News Sept. 15

Senator Sanders

Sanders: Dodd is ‘Dead Wrong' Sen. Chris Dodd warned that an interim appointment of Elizabeth Warren to head the Consumer Financial Protection Bureau would deprive her of the legitimacy that comes with Senate confirmation.  Sen. Bernie Sanders strongly disagreed, telling The Huffington Post that Dodd is "dead wrong," and saying in a Reuters interview that Dodd's view "makes no sense at all." Roll Call also noted Sanders' support for Warren. LINK, LINK, LINK and LINK

Invest in America Sen. Sanders is backing a plan to allocate $350 billion dollars over a decade to rebuild the country's transportation and technological infrastructure. He would pay for the proposal by not extending income tax breaks due to expire Dec. 31 for people who make more than $200,000 a year. "I don't believe we can afford over a 10-year period to give $700 billion in tax relief to the top 2 percent," Sanders told Vermont Public Radio. LINK

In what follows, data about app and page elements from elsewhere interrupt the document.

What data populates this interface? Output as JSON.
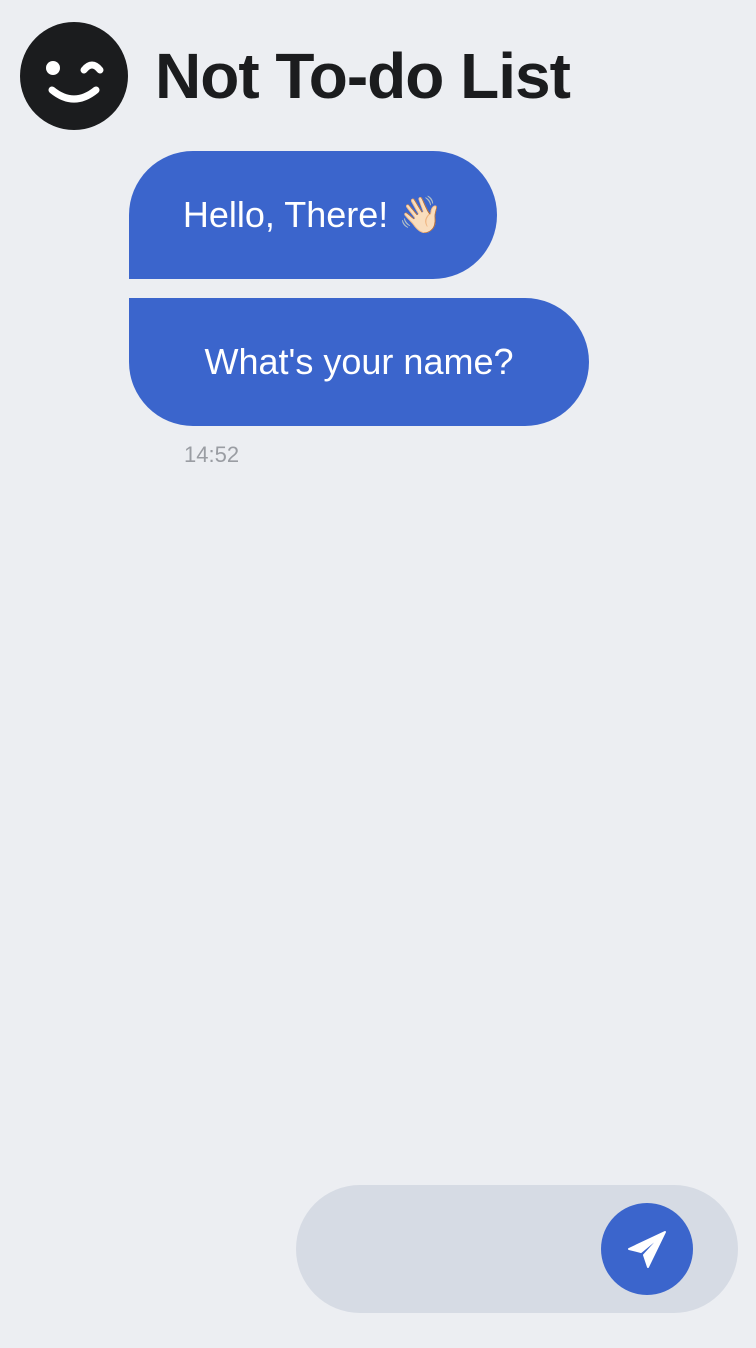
{
  "header": {
    "title": "Not To-do List",
    "avatar_icon": "wink-face-icon"
  },
  "messages": [
    {
      "text": "Hello, There! 👋🏻"
    },
    {
      "text": "What's your name?"
    }
  ],
  "timestamp": "14:52",
  "composer": {
    "input_value": "",
    "send_icon": "paper-plane-icon"
  },
  "colors": {
    "background": "#ECEEF2",
    "accent": "#3B65CC",
    "title": "#1B1C1E",
    "composer": "#D6DBE4",
    "timestamp": "#9A9DA3"
  }
}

Food Safety Senate leadership could bring the Food Safety Modernization Act to the floor for consideration within the next month, an aide to Majority Leader Harry Reid said. The package approved by the Senate health committee includes an amendment by Sen. Sanders that would allow the FDA to exempt farms engaged in low-risk processing from new regulatory requirements, the Bureau of National Affairs reported. LINK


U.S., Afghan Forces Launch Assault in Afghanistan Hundreds of U.S. and Afghan troops pushed into insurgent-dominated areas west of Kandahar city early Wednesday, hoping to establish a foothold not far from the area where the Taliban movement was born, the Los Angeles Times reported. LINK

Japan Pushes Down Yen The government jumped into currency markets for the first time in more than six years Wednesday morning, intervening to try to stem the yen's sharp rise, The Wall Street Journal reported. LINK


Small-Business Bill Advances  Senate Democrats snagged two GOP votes Tuesday to clear the way for a bill aimed at creating jobs in part by giving small businesses easier access to credit, The Washington Post reported. LINK


GOP Unveils Tax Proposal Even as they hammer Democrats for running up record budget deficits, Senate Republicans are rolling out a plan to permanently extend an array of expiring tax breaks that would deprive the Treasury of more than $4 trillion over the next decade, nearly doubling projected deficits over that period unless dramatic spending cuts are made, according to The Washington Post. LINK

Democrats Still Aim to Vote on Taxes Senate Democratic leaders said they were pushing to hold a vote before the November election on extending tax cuts for the middle class only, despite increasing signs of nervousness among some vulnerable incumbent senators, The Wall Street Journal reported. LINK

Democrats Plan to Add Immigration to Defense Bill Democrats will try to add legislation creating a pathway to citizenship for illegal immigrant students who serve in the military or go to college to a broader defense bill in the Senate as early as next week, the Los Angeles Times reported. LINK

Bill Would Repeal Military Gay Law Senate Majority Leader Harry Reid is pushing ahead with a measure that would repeal the Pentagon's ban on gays serving openly in the military, setting the stage for a possible confrontation with Republicans, according to The Wall Street Journal. LINK



Earmarks From 1991-2008, the states with the highest per capita earmark amounts included Alaska, Hawaii, Mississippi, West Virginia, Montana, North Dakota, New Mexico, South Dakota, Vermont, Alabama, Kentucky and Utah, a study by the Harvard Business School shows. Capitol News Connection said those states all had one or more committee chairmen during that time. In Vermont, the average annual per capita expenditure from earmarks was $54.30. Alaska topped the list at $425.50. LINK

Teachers Strike Averted Winooski teachers and the city's School Board hammered out a tentative contract agreement, averting a threatened teachers strike, The Burlington Free Press reported. LINK

Heating Assistance Two of Vermont's emergency heating assistance funds are running on empty. "We'll be turning people away as of Oct. 1 if this doesn't turn around," said Tim Searles, community relations director for the Champlain Valley Office of Economic Opportunity, which administers the Warmth Program and the Shareheat Fund. The two programs serve more than 10,000 Vermonters statewide each year, according to The Burlington Free Press. LINK